OUR VISION

Our vision for the Mead Centre is that it should be in the centre of the town and at the heart of the community, a place where all will feel safe and experience a generous welcome, and where positive relationships will be built, social injustice challenged and lives enhanced.

Our vision statement declares that the Mead Centre will be a unique space at the centre of Newport Pagnell that has been created by the United Reformed Church in partnership with the wider community.

Our state of the art, multipurpose building will be a welcoming space for individuals, clubs, families, businesses and other community groups to gather in. The vision for the Mead Centre is to be a place of community in which to meet, celebrate, learn, grow, share and make a difference, making it possible to transform lives and enrich society.

Our vision for the Mead Centre is that it should be accessible to everyone in the community, raising awareness, understanding and active participation. It will be vibrant, joyful, adaptable and spontaneous; it will be shaped by those who use it.

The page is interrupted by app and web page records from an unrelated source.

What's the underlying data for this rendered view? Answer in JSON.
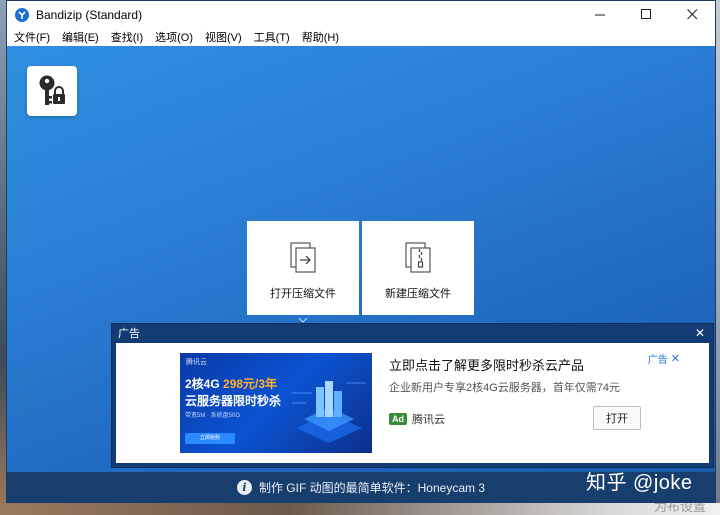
{
  "window": {
    "title": "Bandizip (Standard)",
    "controls": {
      "minimize": "—",
      "maximize": "☐",
      "close": "✕"
    }
  },
  "menu": [
    {
      "label": "文件(F)"
    },
    {
      "label": "编辑(E)"
    },
    {
      "label": "查找(I)"
    },
    {
      "label": "选项(O)"
    },
    {
      "label": "视图(V)"
    },
    {
      "label": "工具(T)"
    },
    {
      "label": "帮助(H)"
    }
  ],
  "main": {
    "open_archive_label": "打开压缩文件",
    "new_archive_label": "新建压缩文件"
  },
  "ad": {
    "header_title": "广告",
    "close": "✕",
    "banner": {
      "brand": "腾讯云",
      "line1_prefix": "2核4G ",
      "line1_price": "298元/3年",
      "line2": "云服务器限时秒杀",
      "line3": "带宽5M · 系统盘50G",
      "button": "立即抢购"
    },
    "headline": "立即点击了解更多限时秒杀云产品",
    "description": "企业新用户专享2核4G云服务器，首年仅需74元",
    "badge": "Ad",
    "advertiser": "腾讯云",
    "ad_label": "广告",
    "ad_label_x": "✕",
    "open_button": "打开"
  },
  "status": {
    "info_glyph": "i",
    "text": "制作 GIF 动图的最简单软件：Honeycam 3"
  },
  "overlay": {
    "watermark": "知乎 @joke",
    "desktop_text": "为布设置"
  },
  "colors": {
    "main_gradient_start": "#2f8fe0",
    "main_gradient_end": "#1a5aad",
    "ad_panel": "#123c73",
    "status_bar": "#183e6e",
    "ad_badge": "#3a8a3c",
    "price": "#ffb02e"
  }
}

Our understanding of mission opportunities which might be offered through the Mead Centre has expanded considerably throughout the planning and developmental stages of this project. Initial ideas focused on the need for a warm, waterproof, multi-use, high quality, fully accessible, energy efficient building with a sensory room for use by children and vulnerable adults with special needs; through conversations with potential users the vision has become far more expansive with a much clearer commitment to those who are often disregarded or discarded and a determination to focus on the needs of the many groups of people in Newport Pagnell and beyond who feel isolated or excluded and to work in partnership with others to help create a more just, equitable and inclusive world.

Initial ideas were for a relatively conventional community centre providing space for local voluntary sector groups and organisations; through conversation and engagement with others this has evolved into the idea of a centre with those traditionally on the margins at its heart, a place where all are given the opportunity to live life in all its fullness, where unexpected relationships can develop and flourish.

Although Newport Pagnell does not figure highly in indices of deprivation tables, there are nonetheless significant challenges facing its people and it is their issues and the issues faced by others in the wider community that the Mead Centre will try to address:

  • The sense of loneliness and isolation experienced by many people from children and young people to the frail elderly

  • The lack of opportunities for children and young people with complex needs and for children with life limiting conditions

  • The needs of disengaged young people and those struggling with the stresses in their lives including concerns about gender and sexuality and the use of self-harm

  • Opportunities for a dementia hub to complement the town’s strategy for Newport Pagnell to be a dementia-friendly town

  • The need for support networks and activities meeting the particular circumstances of foster carers

  • The lack of existing support networks for men concerned about their mental health and the substantial risk of suicide in men under 50

  • A lack of office and meeting space for individuals interested in developing their own social businesses

  • Opportunities to challenge food poverty, particularly amongst children, and address food waste in partnership with local businesses


Those involved in developing the Mead Centre are very aware that there are organisations actively engaged in providing activities and resources to meet the needs of a wide range of local people including the Brooklands centre for those who are retired and the Youth Club for young people; it is not our intention to try to duplicate or replicate these services but to try to fill in some of the gaps and develop activities and resources for those people who are not currently served or supported. Initial conversations with groups and individuals would suggest there is ample scope for the development of a full range of activities and resources in addition to the organisations committed to returning once the new centre has been opened; the challenge may be to accommodate all those wishing to use the building whilst retaining a bias towards those who are ‘on the edge’.